__Exercise inputs__:

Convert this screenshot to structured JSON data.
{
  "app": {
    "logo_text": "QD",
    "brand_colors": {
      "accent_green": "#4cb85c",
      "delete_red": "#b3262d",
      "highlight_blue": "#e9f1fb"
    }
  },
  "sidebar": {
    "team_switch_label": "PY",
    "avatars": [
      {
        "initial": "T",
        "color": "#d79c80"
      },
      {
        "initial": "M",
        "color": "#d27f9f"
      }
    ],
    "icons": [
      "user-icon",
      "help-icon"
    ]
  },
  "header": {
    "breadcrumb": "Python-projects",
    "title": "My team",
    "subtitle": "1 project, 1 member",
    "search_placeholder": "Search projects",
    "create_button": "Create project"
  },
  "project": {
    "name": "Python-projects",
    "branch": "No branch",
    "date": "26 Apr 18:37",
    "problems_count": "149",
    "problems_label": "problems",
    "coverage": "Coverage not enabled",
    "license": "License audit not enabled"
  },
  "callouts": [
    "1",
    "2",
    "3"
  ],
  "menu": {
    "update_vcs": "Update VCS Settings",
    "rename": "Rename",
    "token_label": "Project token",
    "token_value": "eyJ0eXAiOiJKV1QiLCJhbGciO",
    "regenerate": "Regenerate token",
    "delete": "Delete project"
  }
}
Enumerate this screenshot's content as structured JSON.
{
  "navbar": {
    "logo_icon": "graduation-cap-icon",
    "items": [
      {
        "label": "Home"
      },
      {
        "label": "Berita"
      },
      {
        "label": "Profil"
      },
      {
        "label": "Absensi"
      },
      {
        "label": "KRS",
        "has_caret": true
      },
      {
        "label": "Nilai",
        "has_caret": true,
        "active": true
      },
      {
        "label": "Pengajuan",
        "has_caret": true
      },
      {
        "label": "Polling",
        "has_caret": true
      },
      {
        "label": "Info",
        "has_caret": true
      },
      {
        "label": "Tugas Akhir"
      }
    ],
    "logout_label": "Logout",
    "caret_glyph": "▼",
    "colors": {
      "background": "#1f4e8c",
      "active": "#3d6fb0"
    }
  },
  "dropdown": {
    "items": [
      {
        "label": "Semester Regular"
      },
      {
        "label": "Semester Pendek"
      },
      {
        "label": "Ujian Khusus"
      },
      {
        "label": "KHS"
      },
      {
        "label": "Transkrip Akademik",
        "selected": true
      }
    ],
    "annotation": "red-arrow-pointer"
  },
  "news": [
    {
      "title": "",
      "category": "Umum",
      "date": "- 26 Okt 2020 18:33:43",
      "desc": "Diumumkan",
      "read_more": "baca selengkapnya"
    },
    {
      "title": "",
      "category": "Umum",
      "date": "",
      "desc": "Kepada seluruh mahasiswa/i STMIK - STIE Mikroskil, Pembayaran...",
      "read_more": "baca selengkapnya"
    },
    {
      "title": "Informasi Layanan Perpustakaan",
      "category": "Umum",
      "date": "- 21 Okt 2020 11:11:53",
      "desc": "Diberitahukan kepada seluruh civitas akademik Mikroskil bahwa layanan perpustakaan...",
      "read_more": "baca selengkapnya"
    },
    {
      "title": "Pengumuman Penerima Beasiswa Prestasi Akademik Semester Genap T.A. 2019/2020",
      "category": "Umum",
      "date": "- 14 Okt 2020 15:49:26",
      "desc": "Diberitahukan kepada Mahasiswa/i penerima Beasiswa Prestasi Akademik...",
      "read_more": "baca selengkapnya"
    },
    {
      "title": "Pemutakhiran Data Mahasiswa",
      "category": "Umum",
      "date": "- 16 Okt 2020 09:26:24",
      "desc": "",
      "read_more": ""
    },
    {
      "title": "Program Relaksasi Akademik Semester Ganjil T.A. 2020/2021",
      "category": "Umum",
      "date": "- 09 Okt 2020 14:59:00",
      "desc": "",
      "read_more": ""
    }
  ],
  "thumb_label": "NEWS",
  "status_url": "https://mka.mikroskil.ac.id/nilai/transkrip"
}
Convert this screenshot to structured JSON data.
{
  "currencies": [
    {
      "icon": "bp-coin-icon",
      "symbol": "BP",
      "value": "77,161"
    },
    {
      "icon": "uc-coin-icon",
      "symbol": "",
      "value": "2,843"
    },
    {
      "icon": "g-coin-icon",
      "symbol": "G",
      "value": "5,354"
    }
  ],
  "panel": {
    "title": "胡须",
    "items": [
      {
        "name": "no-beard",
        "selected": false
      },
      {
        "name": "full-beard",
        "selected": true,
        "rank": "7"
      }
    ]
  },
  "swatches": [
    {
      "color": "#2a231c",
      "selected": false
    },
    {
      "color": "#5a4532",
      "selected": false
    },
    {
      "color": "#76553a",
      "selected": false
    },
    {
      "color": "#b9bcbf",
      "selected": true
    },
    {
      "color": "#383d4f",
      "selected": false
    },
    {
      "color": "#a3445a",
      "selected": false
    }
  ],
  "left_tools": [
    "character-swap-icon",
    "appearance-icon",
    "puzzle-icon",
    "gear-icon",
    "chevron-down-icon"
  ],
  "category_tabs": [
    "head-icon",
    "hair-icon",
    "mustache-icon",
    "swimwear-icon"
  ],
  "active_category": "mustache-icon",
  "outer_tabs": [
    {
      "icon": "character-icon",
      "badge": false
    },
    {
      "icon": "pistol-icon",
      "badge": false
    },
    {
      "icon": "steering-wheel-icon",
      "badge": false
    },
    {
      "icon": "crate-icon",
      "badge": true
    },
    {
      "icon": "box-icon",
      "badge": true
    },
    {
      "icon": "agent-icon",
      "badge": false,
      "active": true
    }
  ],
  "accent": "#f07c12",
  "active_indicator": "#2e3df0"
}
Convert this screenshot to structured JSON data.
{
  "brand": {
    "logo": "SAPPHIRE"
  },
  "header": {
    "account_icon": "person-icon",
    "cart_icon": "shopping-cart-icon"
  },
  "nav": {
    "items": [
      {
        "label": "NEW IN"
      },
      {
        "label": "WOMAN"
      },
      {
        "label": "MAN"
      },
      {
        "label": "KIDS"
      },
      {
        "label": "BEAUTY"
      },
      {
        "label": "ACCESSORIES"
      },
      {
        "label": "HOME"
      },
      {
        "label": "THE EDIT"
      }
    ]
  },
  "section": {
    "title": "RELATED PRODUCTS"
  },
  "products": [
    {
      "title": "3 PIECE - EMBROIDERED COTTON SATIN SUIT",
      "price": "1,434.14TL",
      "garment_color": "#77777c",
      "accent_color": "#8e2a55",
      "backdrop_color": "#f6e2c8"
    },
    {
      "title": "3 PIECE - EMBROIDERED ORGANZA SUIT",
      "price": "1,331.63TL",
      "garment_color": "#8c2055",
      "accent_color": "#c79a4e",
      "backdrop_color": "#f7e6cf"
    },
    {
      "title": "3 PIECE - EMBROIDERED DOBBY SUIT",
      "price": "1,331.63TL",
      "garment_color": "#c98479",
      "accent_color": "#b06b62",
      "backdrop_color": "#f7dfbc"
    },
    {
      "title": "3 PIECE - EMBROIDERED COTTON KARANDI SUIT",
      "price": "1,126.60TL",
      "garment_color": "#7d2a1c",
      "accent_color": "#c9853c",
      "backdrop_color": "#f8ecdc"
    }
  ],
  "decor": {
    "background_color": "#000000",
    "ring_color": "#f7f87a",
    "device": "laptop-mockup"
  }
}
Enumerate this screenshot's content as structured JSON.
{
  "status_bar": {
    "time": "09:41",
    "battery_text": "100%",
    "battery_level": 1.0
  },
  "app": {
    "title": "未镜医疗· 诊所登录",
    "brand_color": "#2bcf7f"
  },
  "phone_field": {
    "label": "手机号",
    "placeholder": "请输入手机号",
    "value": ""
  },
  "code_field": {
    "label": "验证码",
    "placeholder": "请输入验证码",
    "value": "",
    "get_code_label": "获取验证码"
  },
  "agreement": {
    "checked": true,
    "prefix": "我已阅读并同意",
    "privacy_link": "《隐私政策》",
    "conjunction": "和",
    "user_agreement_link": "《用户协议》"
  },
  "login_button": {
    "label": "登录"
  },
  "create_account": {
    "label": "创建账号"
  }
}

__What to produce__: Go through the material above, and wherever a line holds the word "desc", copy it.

__Expected answer__:
      "desc": "Diumumkan",
      "desc": "Kepada seluruh mahasiswa/i STMIK - STIE Mikroskil, Pembayaran...",
      "desc": "Diberitahukan kepada seluruh civitas akademik Mikroskil bahwa layanan perpustakaan...",
      "desc": "Diberitahukan kepada Mahasiswa/i penerima Beasiswa Prestasi Akademik...",
      "desc": "",
      "desc": "",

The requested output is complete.